Fitness, Food, Flying, Funny Stuff, Technical Reviews. Personal Blog of Robert Bullock, semi-professional bon-vivant.
I've gotten over $200 in cash back from them at places I would have shopped anyway! Ebay, Staples, more! I put it at the top because they ROCK. Basically, you get a kickback from Ebates when buy.com or whoever pays them. Win-win. If you like throwing money away, don't use them!
I bought a bunch of CD's at a garage sale for on the order of 25 cents each. Mind you, this is good stuff. I mean, like 80's and 90's old guy stuff; examples: Dire Straits' "Brothers in Arms", Tom Petty and the Heartbreakers' "Damn the Torpedoes", and many from artists like ZZ Top, Bob Seger, Stevie Ray Vaughan, and more. So you're jealous of my deal, BUT...
When I got them home and started examining them, a lot were scratched on the plastic layer like they had been used for Frisbees.
That's not a big deal, as you can polish that out.
Worse, in may cases, the oxide layer where the information lives had pinholes and big gouges in it. So the information that was there is GONE.
NOT TO WORRY! I found this blurb-
"The digital encoding for error detection and correction is called the Cross Interleave Reed-Solomon Code or CIRC. To describe this as simply as possible, the CIRC code consists of two parts: interleaving of data so that a dropout or damage will be spread over enough physical area (hopefully) to be reconstructed and a CRC (Cyclic Redundancy Check) like error correcting code.
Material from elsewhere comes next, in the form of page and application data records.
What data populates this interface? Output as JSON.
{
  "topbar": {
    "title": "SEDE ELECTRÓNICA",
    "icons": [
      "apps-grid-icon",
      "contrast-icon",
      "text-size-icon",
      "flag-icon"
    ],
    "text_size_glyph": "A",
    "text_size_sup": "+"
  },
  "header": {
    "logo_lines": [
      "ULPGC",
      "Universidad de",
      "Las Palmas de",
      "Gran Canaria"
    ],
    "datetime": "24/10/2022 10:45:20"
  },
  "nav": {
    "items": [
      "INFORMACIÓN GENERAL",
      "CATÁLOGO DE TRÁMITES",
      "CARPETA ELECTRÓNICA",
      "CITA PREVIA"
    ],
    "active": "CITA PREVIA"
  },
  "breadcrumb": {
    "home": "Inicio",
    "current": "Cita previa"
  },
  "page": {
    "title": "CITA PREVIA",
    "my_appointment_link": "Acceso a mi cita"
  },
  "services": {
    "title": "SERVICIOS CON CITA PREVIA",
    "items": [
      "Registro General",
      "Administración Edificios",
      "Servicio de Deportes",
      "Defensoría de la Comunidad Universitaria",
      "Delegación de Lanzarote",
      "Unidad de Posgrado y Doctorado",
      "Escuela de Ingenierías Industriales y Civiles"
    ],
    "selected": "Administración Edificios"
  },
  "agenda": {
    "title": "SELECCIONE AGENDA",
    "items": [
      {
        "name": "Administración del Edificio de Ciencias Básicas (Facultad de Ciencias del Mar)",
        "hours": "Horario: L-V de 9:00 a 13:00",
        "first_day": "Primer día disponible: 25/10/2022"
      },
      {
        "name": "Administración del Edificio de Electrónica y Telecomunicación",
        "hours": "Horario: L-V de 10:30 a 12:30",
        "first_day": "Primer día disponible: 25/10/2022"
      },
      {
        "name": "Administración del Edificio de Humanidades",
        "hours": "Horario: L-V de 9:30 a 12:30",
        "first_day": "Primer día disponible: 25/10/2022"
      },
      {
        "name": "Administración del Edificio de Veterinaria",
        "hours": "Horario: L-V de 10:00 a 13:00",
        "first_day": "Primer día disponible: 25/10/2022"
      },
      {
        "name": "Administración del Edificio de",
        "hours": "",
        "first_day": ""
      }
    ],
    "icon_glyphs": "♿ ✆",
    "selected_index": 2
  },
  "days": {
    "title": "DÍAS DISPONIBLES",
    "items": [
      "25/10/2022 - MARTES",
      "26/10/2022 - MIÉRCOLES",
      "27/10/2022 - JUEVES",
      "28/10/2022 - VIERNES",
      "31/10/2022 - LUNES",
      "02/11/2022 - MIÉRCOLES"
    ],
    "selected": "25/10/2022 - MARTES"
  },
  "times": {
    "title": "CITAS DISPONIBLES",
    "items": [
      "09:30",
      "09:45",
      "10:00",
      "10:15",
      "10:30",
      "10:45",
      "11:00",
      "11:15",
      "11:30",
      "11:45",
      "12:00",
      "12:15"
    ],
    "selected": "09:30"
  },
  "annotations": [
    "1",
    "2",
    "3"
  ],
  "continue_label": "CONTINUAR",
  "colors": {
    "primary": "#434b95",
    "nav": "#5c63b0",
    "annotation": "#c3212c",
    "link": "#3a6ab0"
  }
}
Taken together, these two techniques are capable of some remarkable error correction. The assumption here is that most errors will occur in bursts as a result of dust specs, scratches, imperfections such as pinholes in the aluminum coating, etc. For example, the codes are powerful enough to totally recover a burst error of greater than 4,000 consecutive bits - about 2.5 mm on the disc. With full error correction implemented (this is not always the case with every CD player), it is possible to put a piece of 2 mm tape radially on the disc or drill a 2 mm hole in the disc and have no audio degradation. Some test CDs have just this type of defect introduced deliberately. "
So, a pinhole is not a problem! I also found out that the information starts in the middle of the CD by the hole.
(Ok techies, I know it error correction isn't this simple in total, and some info might be missing, but as long as I can't hear the miss, then big deal. I rip my CD's to 160kbit too, they sound fine to me!)
So, depending on where your damage is, and how big, that CD may be fine to play.
Better yet, you can still rips some tracks as an MP3 (if not all were readable) and reburn it, or as I did, just use a CD copying program to copy it.
You would want to do this if you have a CD that skips due to scratches, because the computer can read it slowly, correct the errors, and then burn you a nice unscratched legal copy.
Note: If you are using Toast 9 (and perhaps other versions) I would deselect the option to 'Use Disc Recovery' when you make your copy as that will not truly recover all your data. I'm not sure what it would do to an audio disc, but with a file, your data will not be there if the scratch is too big.
In my case, CDs copied and verified just fine, pinholes and all. It's perfectly legal, as you own the CD.
I'm even keeping my copy of ZZ Top's "Greatest Hits" that suffered what looks like shotgun damage because I own another original copy, and I can gift or sell that one with a copy, probably that's legal too as I own two original CD's.